[Website and app data records]
--------------------------------

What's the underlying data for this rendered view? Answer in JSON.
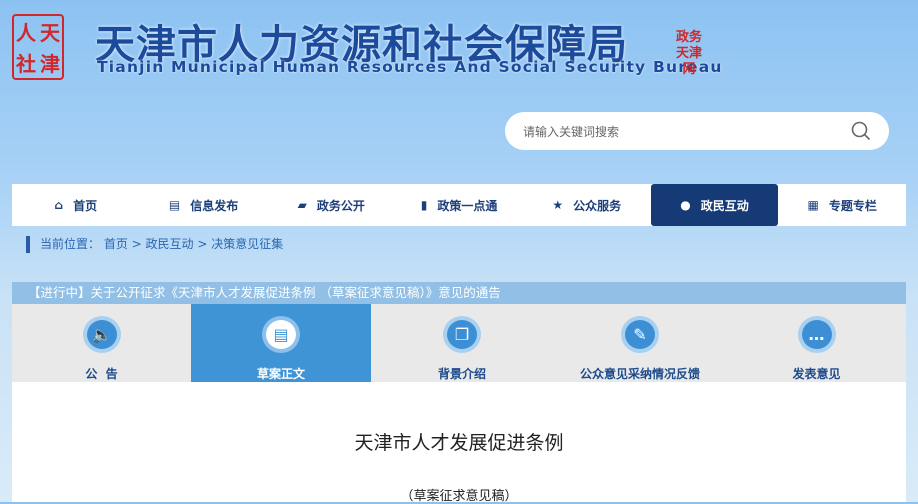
{
  "header": {
    "logo_chars": [
      "人",
      "天",
      "社",
      "津"
    ],
    "title": "天津市人力资源和社会保障局",
    "subtitle": "Tianjin Municipal Human Resources And Social Security Bureau",
    "stamp": "政务天津网"
  },
  "search": {
    "placeholder": "请输入关键词搜索"
  },
  "nav": [
    {
      "label": "首页",
      "icon": "⌂"
    },
    {
      "label": "信息发布",
      "icon": "▤"
    },
    {
      "label": "政务公开",
      "icon": "▰"
    },
    {
      "label": "政策一点通",
      "icon": "▮"
    },
    {
      "label": "公众服务",
      "icon": "★"
    },
    {
      "label": "政民互动",
      "icon": "●"
    },
    {
      "label": "专题专栏",
      "icon": "▦"
    }
  ],
  "breadcrumb": {
    "prefix": "当前位置：",
    "items": [
      "首页",
      "政民互动",
      "决策意见征集"
    ],
    "sep": " > "
  },
  "notice": "【进行中】关于公开征求《天津市人才发展促进条例 （草案征求意见稿）》意见的通告",
  "tabs": [
    {
      "label": "公  告",
      "icon": "🔈"
    },
    {
      "label": "草案正文",
      "icon": "▤"
    },
    {
      "label": "背景介绍",
      "icon": "❐"
    },
    {
      "label": "公众意见采纳情况反馈",
      "icon": "✎"
    },
    {
      "label": "发表意见",
      "icon": "…"
    }
  ],
  "document": {
    "title": "天津市人才发展促进条例",
    "subtitle": "（草案征求意见稿）"
  }
}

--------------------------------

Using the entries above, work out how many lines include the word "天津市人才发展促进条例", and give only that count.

2